* WHAT THE EXERCISE ASKS *
The result should be the listing below restated word for word, with images left out.

* THE INPUT *
- - - - -
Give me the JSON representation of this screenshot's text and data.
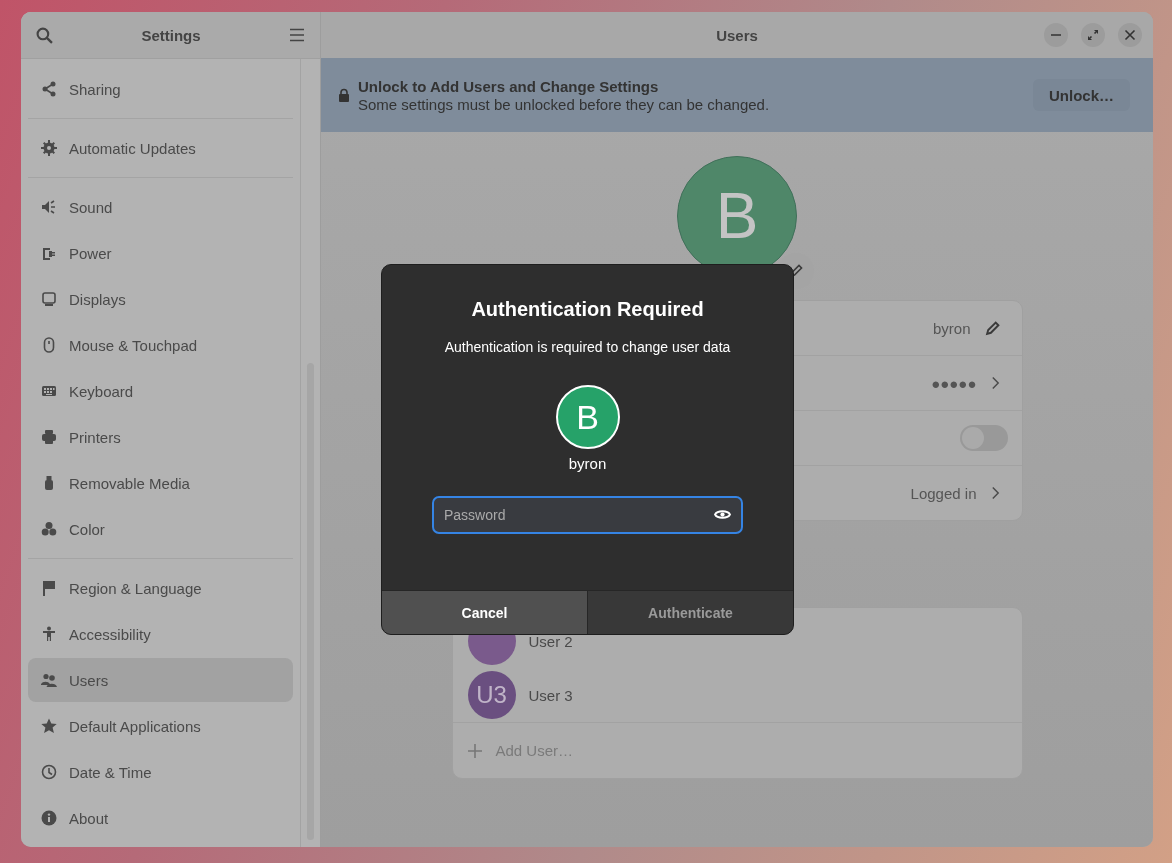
{
  "sidebar": {
    "title": "Settings",
    "groups": [
      [
        {
          "label": "Sharing",
          "selected": false
        }
      ],
      [
        {
          "label": "Automatic Updates",
          "selected": false
        }
      ],
      [
        {
          "label": "Sound",
          "selected": false
        },
        {
          "label": "Power",
          "selected": false
        },
        {
          "label": "Displays",
          "selected": false
        },
        {
          "label": "Mouse & Touchpad",
          "selected": false
        },
        {
          "label": "Keyboard",
          "selected": false
        },
        {
          "label": "Printers",
          "selected": false
        },
        {
          "label": "Removable Media",
          "selected": false
        },
        {
          "label": "Color",
          "selected": false
        }
      ],
      [
        {
          "label": "Region & Language",
          "selected": false
        },
        {
          "label": "Accessibility",
          "selected": false
        },
        {
          "label": "Users",
          "selected": true
        },
        {
          "label": "Default Applications",
          "selected": false
        },
        {
          "label": "Date & Time",
          "selected": false
        },
        {
          "label": "About",
          "selected": false
        }
      ]
    ]
  },
  "window": {
    "title": "Users"
  },
  "banner": {
    "title": "Unlock to Add Users and Change Settings",
    "message": "Some settings must be unlocked before they can be changed.",
    "button": "Unlock…"
  },
  "profile": {
    "initial": "B",
    "rows": [
      {
        "kind": "edit",
        "value": "byron"
      },
      {
        "kind": "link",
        "value": "●●●●●"
      },
      {
        "kind": "switch",
        "on": false
      },
      {
        "kind": "link",
        "value": "Logged in"
      }
    ]
  },
  "other_users": [
    {
      "name": "User 2",
      "color": "#7a5a8c"
    },
    {
      "initials": "U3",
      "name": "User 3",
      "color": "#6a4f80"
    }
  ],
  "add_user": "Add User…",
  "dialog": {
    "title": "Authentication Required",
    "message": "Authentication is required to change user data",
    "initial": "B",
    "username": "byron",
    "placeholder": "Password",
    "buttons": [
      {
        "label": "Cancel",
        "disabled": false
      },
      {
        "label": "Authenticate",
        "disabled": true
      }
    ]
  }
}
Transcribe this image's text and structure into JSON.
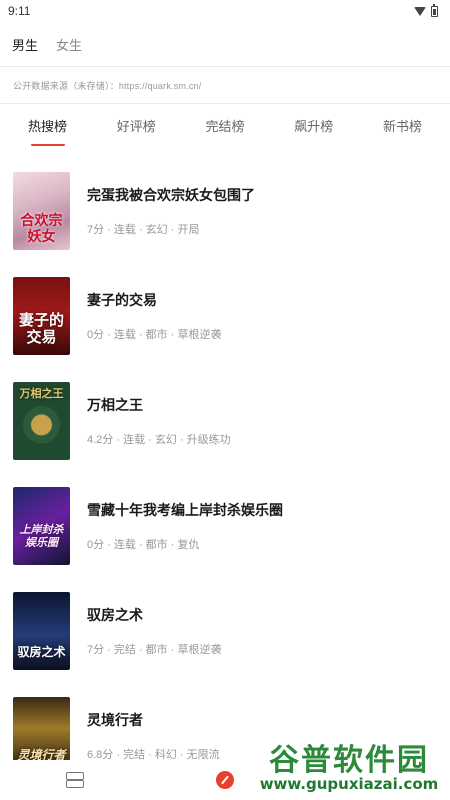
{
  "status_bar": {
    "time": "9:11",
    "wifi_icon": "wifi-icon",
    "battery_icon": "battery-icon"
  },
  "gender_tabs": [
    {
      "label": "男生",
      "active": true
    },
    {
      "label": "女生",
      "active": false
    }
  ],
  "source_note": "公开数据来源（未存储）：https://quark.sm.cn/",
  "rank_tabs": [
    {
      "label": "热搜榜",
      "active": true
    },
    {
      "label": "好评榜",
      "active": false
    },
    {
      "label": "完结榜",
      "active": false
    },
    {
      "label": "飙升榜",
      "active": false
    },
    {
      "label": "新书榜",
      "active": false
    }
  ],
  "books": [
    {
      "title": "完蛋我被合欢宗妖女包围了",
      "meta": "7分 · 连载 · 玄幻 · 开局",
      "cover_text": "合欢宗妖女"
    },
    {
      "title": "妻子的交易",
      "meta": "0分 · 连载 · 都市 · 草根逆袭",
      "cover_text": "妻子的交易"
    },
    {
      "title": "万相之王",
      "meta": "4.2分 · 连载 · 玄幻 · 升级练功",
      "cover_text": "万相之王"
    },
    {
      "title": "雪藏十年我考编上岸封杀娱乐圈",
      "meta": "0分 · 连载 · 都市 · 复仇",
      "cover_text": "上岸封杀娱乐圈"
    },
    {
      "title": "驭房之术",
      "meta": "7分 · 完结 · 都市 · 草根逆袭",
      "cover_text": "驭房之术"
    },
    {
      "title": "灵境行者",
      "meta": "6.8分 · 完结 · 科幻 · 无限流",
      "cover_text": "灵境行者"
    }
  ],
  "bottom_nav": [
    {
      "icon": "bookshelf-icon"
    },
    {
      "icon": "discover-icon",
      "active": true
    }
  ],
  "watermark": {
    "text": "谷普软件园",
    "url": "www.gupuxiazai.com"
  },
  "colors": {
    "accent": "#e5412d",
    "watermark": "#2c8a3a"
  }
}
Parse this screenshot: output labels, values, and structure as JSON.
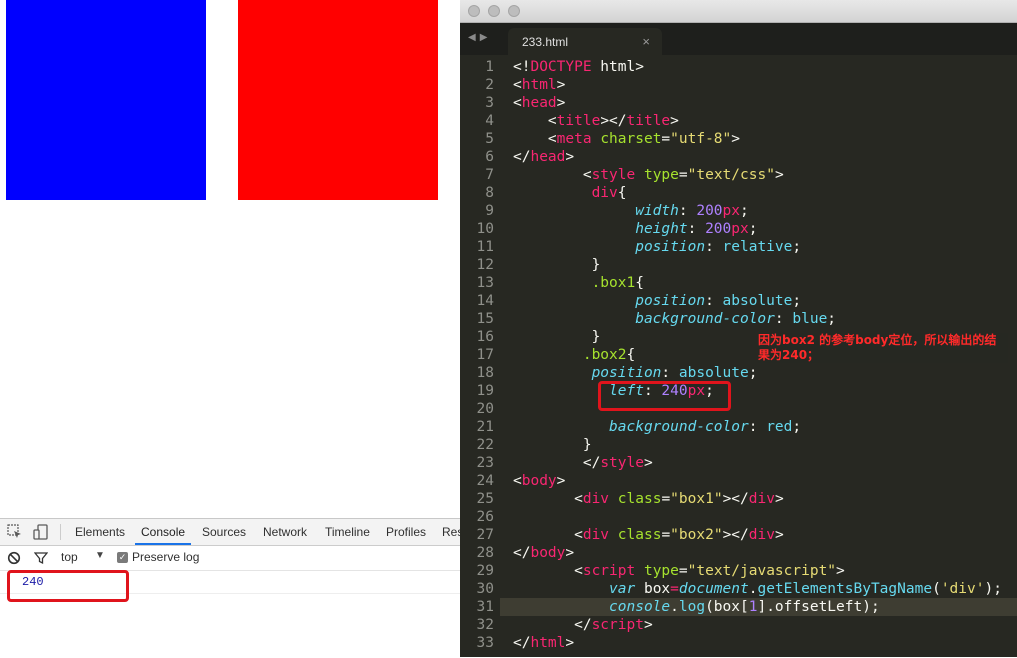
{
  "devtools": {
    "tabs": [
      "Elements",
      "Console",
      "Sources",
      "Network",
      "Timeline",
      "Profiles",
      "Res"
    ],
    "active_tab": "Console",
    "filter_context": "top",
    "preserve_log_label": "Preserve log",
    "preserve_log_checked": true,
    "console_output": "240"
  },
  "editor": {
    "tab_title": "233.html",
    "tab_close": "×",
    "active_line": 31,
    "annotation": "因为box2 的参考body定位，所以输出的结果为240；",
    "line_numbers": [
      "1",
      "2",
      "3",
      "4",
      "5",
      "6",
      "7",
      "8",
      "9",
      "10",
      "11",
      "12",
      "13",
      "14",
      "15",
      "16",
      "17",
      "18",
      "19",
      "20",
      "21",
      "22",
      "23",
      "24",
      "25",
      "26",
      "27",
      "28",
      "29",
      "30",
      "31",
      "32",
      "33"
    ]
  },
  "colors": {
    "box1": "#0000ff",
    "box2": "#ff0000",
    "highlight_border": "#e0141c",
    "editor_bg": "#272822"
  },
  "code": {
    "l1": [
      "<!",
      "DOCTYPE",
      " html>"
    ],
    "l2": [
      "<",
      "html",
      ">"
    ],
    "l3": [
      "<",
      "head",
      ">"
    ],
    "l4": [
      "    <",
      "title",
      "></",
      "title",
      ">"
    ],
    "l5": [
      "    <",
      "meta",
      " ",
      "charset",
      "=",
      "\"utf-8\"",
      ">"
    ],
    "l6": [
      "</",
      "head",
      ">"
    ],
    "l7": [
      "        <",
      "style",
      " ",
      "type",
      "=",
      "\"text/css\"",
      ">"
    ],
    "l8": [
      "         ",
      "div",
      "{"
    ],
    "l9": [
      "              ",
      "width",
      ": ",
      "200",
      "px",
      ";"
    ],
    "l10": [
      "              ",
      "height",
      ": ",
      "200",
      "px",
      ";"
    ],
    "l11": [
      "              ",
      "position",
      ": ",
      "relative",
      ";"
    ],
    "l12": [
      "         }"
    ],
    "l13": [
      "         ",
      ".box1",
      "{"
    ],
    "l14": [
      "              ",
      "position",
      ": ",
      "absolute",
      ";"
    ],
    "l15": [
      "              ",
      "background-color",
      ": ",
      "blue",
      ";"
    ],
    "l16": [
      "         }"
    ],
    "l17": [
      "        ",
      ".box2",
      "{"
    ],
    "l18": [
      "         ",
      "position",
      ": ",
      "absolute",
      ";"
    ],
    "l19": [
      "           ",
      "left",
      ": ",
      "240",
      "px",
      ";"
    ],
    "l20": [
      ""
    ],
    "l21": [
      "           ",
      "background-color",
      ": ",
      "red",
      ";"
    ],
    "l22": [
      "        }"
    ],
    "l23": [
      "        </",
      "style",
      ">"
    ],
    "l24": [
      "<",
      "body",
      ">"
    ],
    "l25": [
      "       <",
      "div",
      " ",
      "class",
      "=",
      "\"box1\"",
      "></",
      "div",
      ">"
    ],
    "l26": [
      ""
    ],
    "l27": [
      "       <",
      "div",
      " ",
      "class",
      "=",
      "\"box2\"",
      "></",
      "div",
      ">"
    ],
    "l28": [
      "</",
      "body",
      ">"
    ],
    "l29": [
      "       <",
      "script",
      " ",
      "type",
      "=",
      "\"text/javascript\"",
      ">"
    ],
    "l30": [
      "           ",
      "var",
      " box",
      "=",
      "document",
      ".",
      "getElementsByTagName",
      "(",
      "'div'",
      ");"
    ],
    "l31": [
      "           ",
      "console",
      ".",
      "log",
      "(box[",
      "1",
      "].offsetLeft",
      ");"
    ],
    "l32": [
      "       </",
      "script",
      ">"
    ],
    "l33": [
      "</",
      "html",
      ">"
    ]
  }
}
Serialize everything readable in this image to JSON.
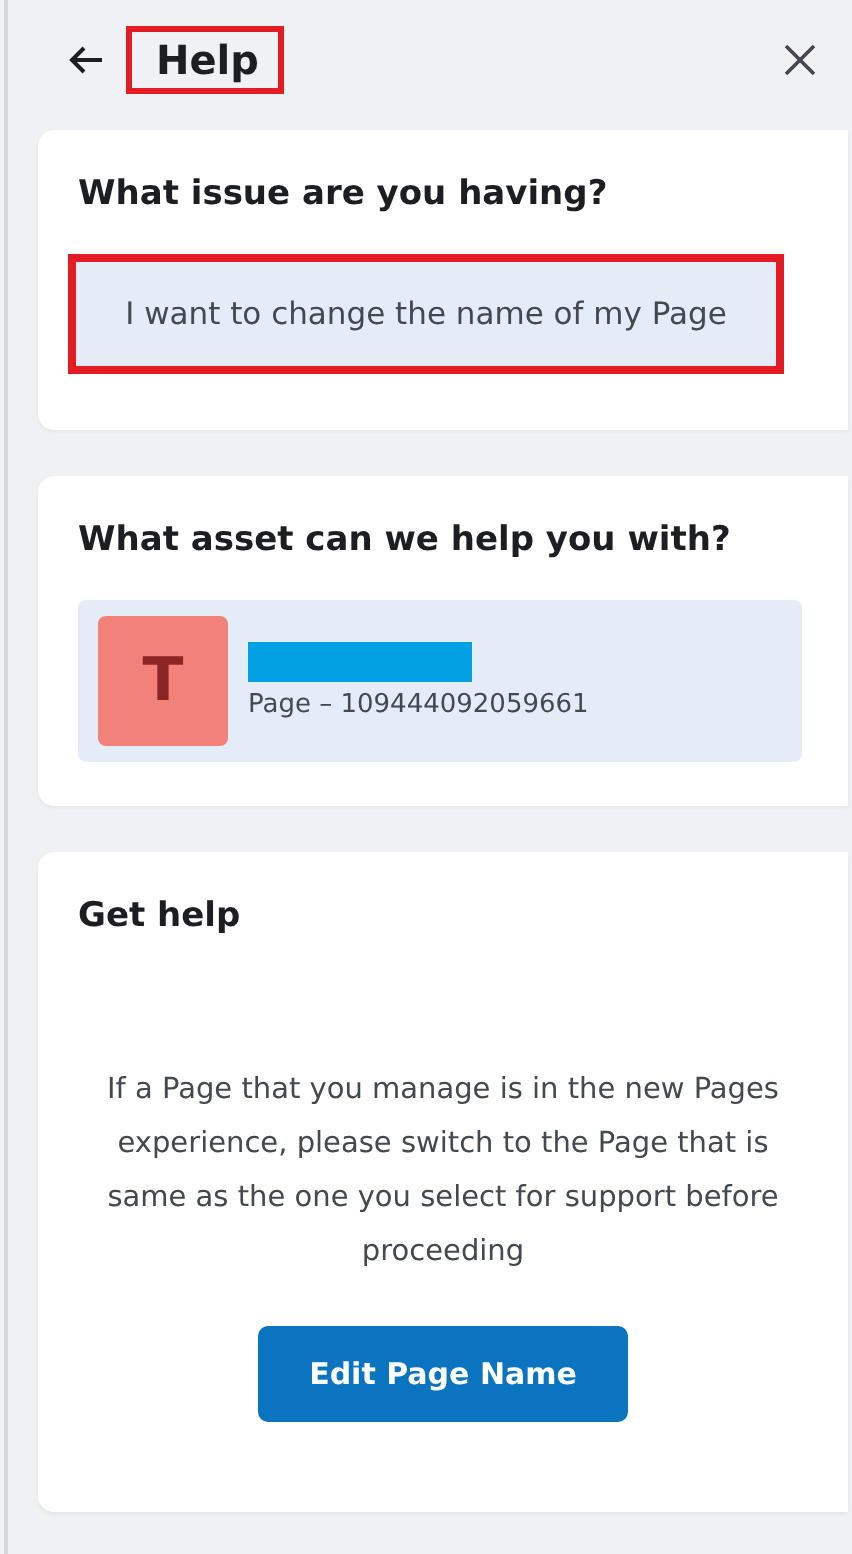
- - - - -
* THE ANSWER *
Give me the JSON representation of this screenshot's text and data.
{
  "sidebar": {
    "title": "Settings",
    "groups": [
      [
        {
          "label": "Sharing",
          "selected": false
        }
      ],
      [
        {
          "label": "Automatic Updates",
          "selected": false
        }
      ],
      [
        {
          "label": "Sound",
          "selected": false
        },
        {
          "label": "Power",
          "selected": false
        },
        {
          "label": "Displays",
          "selected": false
        },
        {
          "label": "Mouse & Touchpad",
          "selected": false
        },
        {
          "label": "Keyboard",
          "selected": false
        },
        {
          "label": "Printers",
          "selected": false
        },
        {
          "label": "Removable Media",
          "selected": false
        },
        {
          "label": "Color",
          "selected": false
        }
      ],
      [
        {
          "label": "Region & Language",
          "selected": false
        },
        {
          "label": "Accessibility",
          "selected": false
        },
        {
          "label": "Users",
          "selected": true
        },
        {
          "label": "Default Applications",
          "selected": false
        },
        {
          "label": "Date & Time",
          "selected": false
        },
        {
          "label": "About",
          "selected": false
        }
      ]
    ]
  },
  "window": {
    "title": "Users"
  },
  "banner": {
    "title": "Unlock to Add Users and Change Settings",
    "message": "Some settings must be unlocked before they can be changed.",
    "button": "Unlock…"
  },
  "profile": {
    "initial": "B",
    "rows": [
      {
        "kind": "edit",
        "value": "byron"
      },
      {
        "kind": "link",
        "value": "●●●●●"
      },
      {
        "kind": "switch",
        "on": false
      },
      {
        "kind": "link",
        "value": "Logged in"
      }
    ]
  },
  "other_users": [
    {
      "name": "User 2",
      "color": "#7a5a8c"
    },
    {
      "initials": "U3",
      "name": "User 3",
      "color": "#6a4f80"
    }
  ],
  "add_user": "Add User…",
  "dialog": {
    "title": "Authentication Required",
    "message": "Authentication is required to change user data",
    "initial": "B",
    "username": "byron",
    "placeholder": "Password",
    "buttons": [
      {
        "label": "Cancel",
        "disabled": false
      },
      {
        "label": "Authenticate",
        "disabled": true
      }
    ]
  }
}
Transcribe this image's text and structure into JSON.
{
  "status_bar": {
    "time": "9:11",
    "wifi_icon": "wifi-icon",
    "battery_icon": "battery-icon"
  },
  "gender_tabs": [
    {
      "label": "男生",
      "active": true
    },
    {
      "label": "女生",
      "active": false
    }
  ],
  "source_note": "公开数据来源（未存储）：https://quark.sm.cn/",
  "rank_tabs": [
    {
      "label": "热搜榜",
      "active": true
    },
    {
      "label": "好评榜",
      "active": false
    },
    {
      "label": "完结榜",
      "active": false
    },
    {
      "label": "飙升榜",
      "active": false
    },
    {
      "label": "新书榜",
      "active": false
    }
  ],
  "books": [
    {
      "title": "完蛋我被合欢宗妖女包围了",
      "meta": "7分 · 连载 · 玄幻 · 开局",
      "cover_text": "合欢宗妖女"
    },
    {
      "title": "妻子的交易",
      "meta": "0分 · 连载 · 都市 · 草根逆袭",
      "cover_text": "妻子的交易"
    },
    {
      "title": "万相之王",
      "meta": "4.2分 · 连载 · 玄幻 · 升级练功",
      "cover_text": "万相之王"
    },
    {
      "title": "雪藏十年我考编上岸封杀娱乐圈",
      "meta": "0分 · 连载 · 都市 · 复仇",
      "cover_text": "上岸封杀娱乐圈"
    },
    {
      "title": "驭房之术",
      "meta": "7分 · 完结 · 都市 · 草根逆袭",
      "cover_text": "驭房之术"
    },
    {
      "title": "灵境行者",
      "meta": "6.8分 · 完结 · 科幻 · 无限流",
      "cover_text": "灵境行者"
    }
  ],
  "bottom_nav": [
    {
      "icon": "bookshelf-icon"
    },
    {
      "icon": "discover-icon",
      "active": true
    }
  ],
  "watermark": {
    "text": "谷普软件园",
    "url": "www.gupuxiazai.com"
  },
  "colors": {
    "accent": "#e5412d",
    "watermark": "#2c8a3a"
  }
}
Parse this screenshot: output labels, values, and structure as JSON.
{
  "devtools": {
    "tabs": [
      "Elements",
      "Console",
      "Sources",
      "Network",
      "Timeline",
      "Profiles",
      "Res"
    ],
    "active_tab": "Console",
    "filter_context": "top",
    "preserve_log_label": "Preserve log",
    "preserve_log_checked": true,
    "console_output": "240"
  },
  "editor": {
    "tab_title": "233.html",
    "tab_close": "×",
    "active_line": 31,
    "annotation": "因为box2 的参考body定位，所以输出的结果为240；",
    "line_numbers": [
      "1",
      "2",
      "3",
      "4",
      "5",
      "6",
      "7",
      "8",
      "9",
      "10",
      "11",
      "12",
      "13",
      "14",
      "15",
      "16",
      "17",
      "18",
      "19",
      "20",
      "21",
      "22",
      "23",
      "24",
      "25",
      "26",
      "27",
      "28",
      "29",
      "30",
      "31",
      "32",
      "33"
    ]
  },
  "colors": {
    "box1": "#0000ff",
    "box2": "#ff0000",
    "highlight_border": "#e0141c",
    "editor_bg": "#272822"
  },
  "code": {
    "l1": [
      "<!",
      "DOCTYPE",
      " html>"
    ],
    "l2": [
      "<",
      "html",
      ">"
    ],
    "l3": [
      "<",
      "head",
      ">"
    ],
    "l4": [
      "    <",
      "title",
      "></",
      "title",
      ">"
    ],
    "l5": [
      "    <",
      "meta",
      " ",
      "charset",
      "=",
      "\"utf-8\"",
      ">"
    ],
    "l6": [
      "</",
      "head",
      ">"
    ],
    "l7": [
      "        <",
      "style",
      " ",
      "type",
      "=",
      "\"text/css\"",
      ">"
    ],
    "l8": [
      "         ",
      "div",
      "{"
    ],
    "l9": [
      "              ",
      "width",
      ": ",
      "200",
      "px",
      ";"
    ],
    "l10": [
      "              ",
      "height",
      ": ",
      "200",
      "px",
      ";"
    ],
    "l11": [
      "              ",
      "position",
      ": ",
      "relative",
      ";"
    ],
    "l12": [
      "         }"
    ],
    "l13": [
      "         ",
      ".box1",
      "{"
    ],
    "l14": [
      "              ",
      "position",
      ": ",
      "absolute",
      ";"
    ],
    "l15": [
      "              ",
      "background-color",
      ": ",
      "blue",
      ";"
    ],
    "l16": [
      "         }"
    ],
    "l17": [
      "        ",
      ".box2",
      "{"
    ],
    "l18": [
      "         ",
      "position",
      ": ",
      "absolute",
      ";"
    ],
    "l19": [
      "           ",
      "left",
      ": ",
      "240",
      "px",
      ";"
    ],
    "l20": [
      ""
    ],
    "l21": [
      "           ",
      "background-color",
      ": ",
      "red",
      ";"
    ],
    "l22": [
      "        }"
    ],
    "l23": [
      "        </",
      "style",
      ">"
    ],
    "l24": [
      "<",
      "body",
      ">"
    ],
    "l25": [
      "       <",
      "div",
      " ",
      "class",
      "=",
      "\"box1\"",
      "></",
      "div",
      ">"
    ],
    "l26": [
      ""
    ],
    "l27": [
      "       <",
      "div",
      " ",
      "class",
      "=",
      "\"box2\"",
      "></",
      "div",
      ">"
    ],
    "l28": [
      "</",
      "body",
      ">"
    ],
    "l29": [
      "       <",
      "script",
      " ",
      "type",
      "=",
      "\"text/javascript\"",
      ">"
    ],
    "l30": [
      "           ",
      "var",
      " box",
      "=",
      "document",
      ".",
      "getElementsByTagName",
      "(",
      "'div'",
      ");"
    ],
    "l31": [
      "           ",
      "console",
      ".",
      "log",
      "(box[",
      "1",
      "].offsetLeft",
      ");"
    ],
    "l32": [
      "       </",
      "script",
      ">"
    ],
    "l33": [
      "</",
      "html",
      ">"
    ]
  }
}
Serialize everything readable in this image to JSON.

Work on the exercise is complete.